Big Island, HI, USA
Jan. 6, 2003 to Jan. 9, 2003
Robert J. Kauffman , University of Minnesota
Bin Wang , University of Minnesota
We examine the drivers of Internet firm survival using a multi-method survival analysis. Based on previous literature on business failure and recent IS research on e-commerce business models, we test the impact of sector-, firm- and e-commerce-specific factors on an Internet firm?s duration after its IPO. We first provide a descriptive analysis of Internet firm survival using non-parametric survival analysis, which indicates the existence of differences in exit timing for different e-commerce firms. We next explore the relative strengths of the explanatory factors in predicting different outcomes using semi-parametric survival analyses. Our results suggest that the impact of the sector-, firm- and e-commerce-specific factors are different for different outcomes such as bankruptcy, merger and acquisition. A favorable capital market, reflected in a high IPO entry rate, and the selling of digital goods can enhance an Internet firm?s chances of survival. One limitation of our research is the generalizability of the results since the Internet sector is still in its early stage of development and we only include publicly- traded Internet firms in our data analysis. In addition, results from our semi-parametric analyses might not apply to publicly-traded B2B firms, which are not included since there were no observations of bankruptcies, mergers and acquisitions.
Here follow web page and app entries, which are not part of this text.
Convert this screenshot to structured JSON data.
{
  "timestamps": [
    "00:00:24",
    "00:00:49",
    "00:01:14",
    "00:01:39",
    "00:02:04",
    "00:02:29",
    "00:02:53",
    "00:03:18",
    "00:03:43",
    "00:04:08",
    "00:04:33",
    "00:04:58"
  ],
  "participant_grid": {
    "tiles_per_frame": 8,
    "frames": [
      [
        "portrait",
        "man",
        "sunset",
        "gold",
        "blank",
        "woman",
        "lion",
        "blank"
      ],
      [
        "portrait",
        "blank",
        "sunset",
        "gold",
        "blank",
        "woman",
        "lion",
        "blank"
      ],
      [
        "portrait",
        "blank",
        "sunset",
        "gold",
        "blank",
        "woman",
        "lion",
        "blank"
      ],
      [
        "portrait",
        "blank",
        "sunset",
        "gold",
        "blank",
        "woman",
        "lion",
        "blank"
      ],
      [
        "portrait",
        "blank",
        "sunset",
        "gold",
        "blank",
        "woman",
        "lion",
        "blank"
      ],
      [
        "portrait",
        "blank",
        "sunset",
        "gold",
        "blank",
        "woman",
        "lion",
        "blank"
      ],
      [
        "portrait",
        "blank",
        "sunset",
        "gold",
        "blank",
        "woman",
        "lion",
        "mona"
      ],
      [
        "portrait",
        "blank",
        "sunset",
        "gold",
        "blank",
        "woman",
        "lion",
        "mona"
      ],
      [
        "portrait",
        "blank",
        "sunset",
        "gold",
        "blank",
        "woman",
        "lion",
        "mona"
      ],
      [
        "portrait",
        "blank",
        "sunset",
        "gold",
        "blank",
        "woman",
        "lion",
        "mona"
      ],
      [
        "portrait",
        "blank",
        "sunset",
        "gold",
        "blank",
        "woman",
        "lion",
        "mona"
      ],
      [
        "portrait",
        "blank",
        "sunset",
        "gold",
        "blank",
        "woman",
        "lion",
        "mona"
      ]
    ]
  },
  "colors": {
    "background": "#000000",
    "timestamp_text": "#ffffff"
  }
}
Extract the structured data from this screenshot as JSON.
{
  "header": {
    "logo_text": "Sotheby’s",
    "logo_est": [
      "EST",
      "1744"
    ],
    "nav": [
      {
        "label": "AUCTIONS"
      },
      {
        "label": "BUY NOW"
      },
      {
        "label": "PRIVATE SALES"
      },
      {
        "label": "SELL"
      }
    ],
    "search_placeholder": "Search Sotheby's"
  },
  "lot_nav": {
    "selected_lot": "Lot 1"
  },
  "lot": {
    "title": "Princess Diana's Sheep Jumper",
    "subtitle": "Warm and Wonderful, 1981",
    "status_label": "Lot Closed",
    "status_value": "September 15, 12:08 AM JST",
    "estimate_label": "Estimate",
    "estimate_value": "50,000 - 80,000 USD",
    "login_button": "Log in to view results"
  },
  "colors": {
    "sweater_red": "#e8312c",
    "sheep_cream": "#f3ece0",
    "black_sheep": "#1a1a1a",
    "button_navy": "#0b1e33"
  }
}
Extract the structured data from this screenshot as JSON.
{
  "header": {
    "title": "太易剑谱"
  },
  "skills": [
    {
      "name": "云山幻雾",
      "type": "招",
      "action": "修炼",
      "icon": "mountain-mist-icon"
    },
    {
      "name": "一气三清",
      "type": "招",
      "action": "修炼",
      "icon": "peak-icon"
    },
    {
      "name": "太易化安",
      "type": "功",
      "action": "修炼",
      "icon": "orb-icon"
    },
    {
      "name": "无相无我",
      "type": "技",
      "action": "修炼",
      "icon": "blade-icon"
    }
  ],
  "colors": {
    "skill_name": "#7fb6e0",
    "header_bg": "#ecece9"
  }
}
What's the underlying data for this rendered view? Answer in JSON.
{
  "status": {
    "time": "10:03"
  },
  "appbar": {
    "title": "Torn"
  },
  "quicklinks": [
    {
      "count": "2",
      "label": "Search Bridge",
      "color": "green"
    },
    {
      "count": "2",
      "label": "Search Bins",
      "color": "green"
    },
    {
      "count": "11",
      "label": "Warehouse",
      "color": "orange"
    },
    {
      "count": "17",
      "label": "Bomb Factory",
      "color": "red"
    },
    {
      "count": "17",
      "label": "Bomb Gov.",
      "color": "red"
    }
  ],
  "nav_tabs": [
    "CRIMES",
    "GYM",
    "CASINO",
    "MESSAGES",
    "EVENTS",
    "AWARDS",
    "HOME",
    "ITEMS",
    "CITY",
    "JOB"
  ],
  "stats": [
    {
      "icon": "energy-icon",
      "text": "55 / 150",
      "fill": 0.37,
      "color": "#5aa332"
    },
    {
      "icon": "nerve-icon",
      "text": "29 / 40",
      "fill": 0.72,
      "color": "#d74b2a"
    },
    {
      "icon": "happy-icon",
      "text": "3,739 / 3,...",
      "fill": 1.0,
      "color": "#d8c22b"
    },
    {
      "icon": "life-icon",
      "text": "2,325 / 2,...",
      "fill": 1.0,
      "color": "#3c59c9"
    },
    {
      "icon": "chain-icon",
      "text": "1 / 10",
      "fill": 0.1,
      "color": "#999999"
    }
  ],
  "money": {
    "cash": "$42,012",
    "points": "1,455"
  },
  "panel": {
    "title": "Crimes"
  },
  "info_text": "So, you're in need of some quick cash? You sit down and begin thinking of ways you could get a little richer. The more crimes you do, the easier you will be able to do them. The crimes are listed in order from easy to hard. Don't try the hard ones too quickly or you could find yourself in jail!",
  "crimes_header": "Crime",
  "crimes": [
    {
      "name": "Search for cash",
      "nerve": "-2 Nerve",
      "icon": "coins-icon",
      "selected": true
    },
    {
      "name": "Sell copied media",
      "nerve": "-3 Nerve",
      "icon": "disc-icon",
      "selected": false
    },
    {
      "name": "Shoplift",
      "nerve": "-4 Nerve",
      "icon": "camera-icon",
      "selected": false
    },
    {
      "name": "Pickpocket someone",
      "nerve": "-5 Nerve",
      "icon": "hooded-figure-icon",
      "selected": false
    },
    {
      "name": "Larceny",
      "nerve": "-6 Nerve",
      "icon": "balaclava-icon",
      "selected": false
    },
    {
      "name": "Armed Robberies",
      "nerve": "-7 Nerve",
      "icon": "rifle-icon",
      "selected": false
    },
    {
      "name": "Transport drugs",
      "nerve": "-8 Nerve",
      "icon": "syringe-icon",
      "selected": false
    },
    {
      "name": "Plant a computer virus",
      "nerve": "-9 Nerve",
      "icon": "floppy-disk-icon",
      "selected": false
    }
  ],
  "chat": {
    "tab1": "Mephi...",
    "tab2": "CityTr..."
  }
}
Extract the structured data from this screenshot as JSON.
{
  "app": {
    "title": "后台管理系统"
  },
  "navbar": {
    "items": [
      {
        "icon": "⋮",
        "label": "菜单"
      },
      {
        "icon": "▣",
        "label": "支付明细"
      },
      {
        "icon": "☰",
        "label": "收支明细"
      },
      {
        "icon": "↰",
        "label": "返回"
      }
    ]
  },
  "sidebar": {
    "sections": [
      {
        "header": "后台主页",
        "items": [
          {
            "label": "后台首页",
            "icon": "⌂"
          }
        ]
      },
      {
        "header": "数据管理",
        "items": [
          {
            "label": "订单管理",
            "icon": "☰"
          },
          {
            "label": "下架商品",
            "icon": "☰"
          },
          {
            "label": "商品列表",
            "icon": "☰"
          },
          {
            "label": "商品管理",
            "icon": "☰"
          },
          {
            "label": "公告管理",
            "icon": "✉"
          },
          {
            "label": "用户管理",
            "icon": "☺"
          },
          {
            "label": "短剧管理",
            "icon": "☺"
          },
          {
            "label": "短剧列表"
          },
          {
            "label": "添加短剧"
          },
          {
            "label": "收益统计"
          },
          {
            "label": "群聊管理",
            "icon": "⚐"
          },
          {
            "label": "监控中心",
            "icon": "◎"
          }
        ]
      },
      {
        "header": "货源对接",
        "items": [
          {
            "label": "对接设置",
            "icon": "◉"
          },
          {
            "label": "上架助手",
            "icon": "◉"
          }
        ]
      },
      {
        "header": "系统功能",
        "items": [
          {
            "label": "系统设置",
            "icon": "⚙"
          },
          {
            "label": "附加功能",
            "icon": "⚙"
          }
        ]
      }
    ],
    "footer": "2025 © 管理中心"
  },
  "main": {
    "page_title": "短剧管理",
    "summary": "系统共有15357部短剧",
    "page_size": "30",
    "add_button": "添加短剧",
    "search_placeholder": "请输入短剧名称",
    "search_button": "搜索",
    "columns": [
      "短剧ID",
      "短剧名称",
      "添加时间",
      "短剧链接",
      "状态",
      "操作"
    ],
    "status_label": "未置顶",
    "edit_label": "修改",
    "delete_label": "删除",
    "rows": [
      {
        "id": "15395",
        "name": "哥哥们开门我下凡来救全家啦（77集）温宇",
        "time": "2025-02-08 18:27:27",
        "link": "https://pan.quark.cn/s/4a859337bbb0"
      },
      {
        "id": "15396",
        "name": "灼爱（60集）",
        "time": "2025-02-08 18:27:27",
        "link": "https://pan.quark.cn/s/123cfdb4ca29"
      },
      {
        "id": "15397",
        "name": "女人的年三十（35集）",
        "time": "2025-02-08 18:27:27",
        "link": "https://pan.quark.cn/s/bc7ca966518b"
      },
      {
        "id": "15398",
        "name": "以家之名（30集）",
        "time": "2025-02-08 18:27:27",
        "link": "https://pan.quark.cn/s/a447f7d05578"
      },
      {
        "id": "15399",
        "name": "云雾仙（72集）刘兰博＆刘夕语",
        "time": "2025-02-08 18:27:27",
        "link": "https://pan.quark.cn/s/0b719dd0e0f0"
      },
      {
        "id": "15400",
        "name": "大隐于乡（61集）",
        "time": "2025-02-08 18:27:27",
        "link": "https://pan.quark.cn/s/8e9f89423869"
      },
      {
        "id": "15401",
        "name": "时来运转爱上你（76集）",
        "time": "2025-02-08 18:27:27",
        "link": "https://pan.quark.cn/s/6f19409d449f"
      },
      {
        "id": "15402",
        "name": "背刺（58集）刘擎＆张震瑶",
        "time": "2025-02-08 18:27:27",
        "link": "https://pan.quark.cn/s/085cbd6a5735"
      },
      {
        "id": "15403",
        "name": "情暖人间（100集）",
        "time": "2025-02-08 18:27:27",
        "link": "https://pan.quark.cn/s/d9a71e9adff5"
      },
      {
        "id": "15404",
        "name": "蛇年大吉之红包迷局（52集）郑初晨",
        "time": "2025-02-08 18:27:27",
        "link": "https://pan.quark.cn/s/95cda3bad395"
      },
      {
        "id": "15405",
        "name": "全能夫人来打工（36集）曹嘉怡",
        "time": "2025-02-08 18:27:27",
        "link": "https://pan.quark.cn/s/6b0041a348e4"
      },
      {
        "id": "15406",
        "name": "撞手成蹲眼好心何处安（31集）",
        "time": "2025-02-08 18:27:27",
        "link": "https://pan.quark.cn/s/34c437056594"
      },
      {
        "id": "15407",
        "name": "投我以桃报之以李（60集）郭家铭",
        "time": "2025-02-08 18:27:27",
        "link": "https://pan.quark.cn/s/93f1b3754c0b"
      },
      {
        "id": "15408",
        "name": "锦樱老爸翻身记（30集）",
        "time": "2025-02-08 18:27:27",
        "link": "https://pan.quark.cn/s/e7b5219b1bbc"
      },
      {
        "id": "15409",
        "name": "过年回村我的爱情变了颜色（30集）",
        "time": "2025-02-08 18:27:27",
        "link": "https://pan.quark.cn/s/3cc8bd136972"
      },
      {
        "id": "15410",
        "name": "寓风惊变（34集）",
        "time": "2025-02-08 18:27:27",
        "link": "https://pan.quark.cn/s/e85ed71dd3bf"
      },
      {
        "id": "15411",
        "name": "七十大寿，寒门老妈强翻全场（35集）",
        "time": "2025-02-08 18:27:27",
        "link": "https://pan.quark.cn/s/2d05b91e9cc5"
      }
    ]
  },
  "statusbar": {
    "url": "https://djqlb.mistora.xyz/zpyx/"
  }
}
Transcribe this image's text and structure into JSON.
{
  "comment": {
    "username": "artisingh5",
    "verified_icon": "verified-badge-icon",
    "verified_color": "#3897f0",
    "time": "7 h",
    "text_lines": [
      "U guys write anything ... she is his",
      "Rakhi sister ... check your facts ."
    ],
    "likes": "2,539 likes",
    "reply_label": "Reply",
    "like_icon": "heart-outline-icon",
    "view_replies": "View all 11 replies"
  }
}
Internet firms, econometric analysis, electronic commerce, empirical research, strategic morphing, survival analysis
Robert J. Kauffman, Bin Wang, "Duration in the Digital Economy", HICSS, 2003, 36th Hawaii International Conference on Systems Sciences, 36th Hawaii International Conference on Systems Sciences 2003, pp. 227, doi:10.1109/HICSS.2003.1174596